[Task to carry out] Look through the records below, and whenever a line contains "screenshot", copy it.

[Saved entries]
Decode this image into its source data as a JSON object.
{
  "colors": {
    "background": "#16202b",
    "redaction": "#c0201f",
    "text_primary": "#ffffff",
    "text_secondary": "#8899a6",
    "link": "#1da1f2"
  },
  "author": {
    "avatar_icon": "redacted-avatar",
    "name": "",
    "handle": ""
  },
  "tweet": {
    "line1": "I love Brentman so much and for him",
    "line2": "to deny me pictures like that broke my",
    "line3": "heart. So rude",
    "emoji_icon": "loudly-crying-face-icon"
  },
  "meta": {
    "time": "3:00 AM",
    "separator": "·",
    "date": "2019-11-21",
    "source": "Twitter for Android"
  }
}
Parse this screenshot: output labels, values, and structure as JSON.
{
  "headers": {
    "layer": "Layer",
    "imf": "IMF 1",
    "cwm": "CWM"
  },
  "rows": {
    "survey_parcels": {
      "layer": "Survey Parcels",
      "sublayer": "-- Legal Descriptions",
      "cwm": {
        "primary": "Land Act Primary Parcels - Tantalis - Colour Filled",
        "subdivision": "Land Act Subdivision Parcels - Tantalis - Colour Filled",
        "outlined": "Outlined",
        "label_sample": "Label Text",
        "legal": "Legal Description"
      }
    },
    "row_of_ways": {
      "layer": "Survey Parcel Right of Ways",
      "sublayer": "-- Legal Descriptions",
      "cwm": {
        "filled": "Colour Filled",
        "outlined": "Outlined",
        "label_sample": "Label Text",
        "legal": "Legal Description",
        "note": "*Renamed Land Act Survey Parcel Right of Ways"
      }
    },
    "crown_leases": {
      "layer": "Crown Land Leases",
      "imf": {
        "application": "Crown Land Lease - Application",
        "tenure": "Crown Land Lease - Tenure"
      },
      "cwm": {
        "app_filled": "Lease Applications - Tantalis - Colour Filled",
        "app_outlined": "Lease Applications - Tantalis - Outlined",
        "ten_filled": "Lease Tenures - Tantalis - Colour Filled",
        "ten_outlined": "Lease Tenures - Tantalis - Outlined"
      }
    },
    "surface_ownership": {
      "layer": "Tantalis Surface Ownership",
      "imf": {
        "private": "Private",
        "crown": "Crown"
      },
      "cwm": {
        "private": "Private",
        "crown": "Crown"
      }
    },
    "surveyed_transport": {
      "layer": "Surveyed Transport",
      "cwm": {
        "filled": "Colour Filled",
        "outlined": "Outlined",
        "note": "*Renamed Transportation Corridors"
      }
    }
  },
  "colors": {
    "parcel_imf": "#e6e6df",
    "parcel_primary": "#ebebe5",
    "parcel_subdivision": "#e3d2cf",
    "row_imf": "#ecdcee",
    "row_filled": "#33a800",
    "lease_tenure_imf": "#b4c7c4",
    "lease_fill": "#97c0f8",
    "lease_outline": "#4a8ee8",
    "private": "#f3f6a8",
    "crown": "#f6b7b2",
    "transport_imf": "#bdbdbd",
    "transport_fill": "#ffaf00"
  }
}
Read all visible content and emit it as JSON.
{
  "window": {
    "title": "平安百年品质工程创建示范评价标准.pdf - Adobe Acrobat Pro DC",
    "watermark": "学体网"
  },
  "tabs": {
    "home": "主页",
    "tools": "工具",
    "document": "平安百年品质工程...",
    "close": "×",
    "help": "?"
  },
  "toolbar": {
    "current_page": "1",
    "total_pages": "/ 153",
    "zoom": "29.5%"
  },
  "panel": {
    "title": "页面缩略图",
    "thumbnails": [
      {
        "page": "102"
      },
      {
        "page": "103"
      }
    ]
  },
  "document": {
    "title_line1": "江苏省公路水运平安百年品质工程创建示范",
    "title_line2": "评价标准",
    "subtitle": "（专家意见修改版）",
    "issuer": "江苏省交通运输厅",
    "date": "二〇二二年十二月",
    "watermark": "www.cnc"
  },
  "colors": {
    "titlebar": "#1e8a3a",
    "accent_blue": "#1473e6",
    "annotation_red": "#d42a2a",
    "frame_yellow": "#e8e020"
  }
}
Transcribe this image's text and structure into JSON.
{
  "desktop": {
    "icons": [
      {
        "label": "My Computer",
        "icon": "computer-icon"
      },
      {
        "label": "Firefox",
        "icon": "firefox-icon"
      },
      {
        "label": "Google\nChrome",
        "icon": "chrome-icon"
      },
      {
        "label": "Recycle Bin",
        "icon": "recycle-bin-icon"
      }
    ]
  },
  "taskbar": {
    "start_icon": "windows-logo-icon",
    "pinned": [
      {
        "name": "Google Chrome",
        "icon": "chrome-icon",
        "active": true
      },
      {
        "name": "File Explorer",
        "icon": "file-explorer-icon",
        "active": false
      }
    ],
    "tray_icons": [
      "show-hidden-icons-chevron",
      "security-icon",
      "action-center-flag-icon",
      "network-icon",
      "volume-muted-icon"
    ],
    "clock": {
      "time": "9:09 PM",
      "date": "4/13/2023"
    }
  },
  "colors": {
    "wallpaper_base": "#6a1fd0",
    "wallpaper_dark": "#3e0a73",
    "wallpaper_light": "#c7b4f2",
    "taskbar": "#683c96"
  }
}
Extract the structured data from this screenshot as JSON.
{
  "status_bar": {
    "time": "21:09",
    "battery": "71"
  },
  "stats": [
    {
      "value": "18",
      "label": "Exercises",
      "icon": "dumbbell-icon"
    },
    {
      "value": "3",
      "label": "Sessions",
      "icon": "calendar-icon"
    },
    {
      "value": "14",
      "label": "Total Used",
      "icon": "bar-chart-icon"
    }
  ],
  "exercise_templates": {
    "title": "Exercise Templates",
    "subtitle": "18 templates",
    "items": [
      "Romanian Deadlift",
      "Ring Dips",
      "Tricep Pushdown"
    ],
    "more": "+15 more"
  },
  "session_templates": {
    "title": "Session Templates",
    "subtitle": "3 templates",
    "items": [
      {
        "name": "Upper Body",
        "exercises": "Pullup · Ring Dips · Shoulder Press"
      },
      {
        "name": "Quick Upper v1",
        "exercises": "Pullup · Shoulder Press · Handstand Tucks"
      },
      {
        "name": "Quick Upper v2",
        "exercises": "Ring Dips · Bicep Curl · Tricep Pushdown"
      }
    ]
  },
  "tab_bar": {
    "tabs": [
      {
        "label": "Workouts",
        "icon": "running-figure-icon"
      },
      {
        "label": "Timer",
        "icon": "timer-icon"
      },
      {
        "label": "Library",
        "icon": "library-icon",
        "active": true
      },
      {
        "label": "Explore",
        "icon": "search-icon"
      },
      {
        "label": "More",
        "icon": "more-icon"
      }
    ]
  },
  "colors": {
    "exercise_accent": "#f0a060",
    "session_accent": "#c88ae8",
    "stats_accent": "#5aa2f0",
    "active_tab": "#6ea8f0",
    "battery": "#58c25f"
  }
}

[Answer to this task]
Parse this screenshot: output labels, values, and structure as JSON.
Extract the structured data from this screenshot as JSON.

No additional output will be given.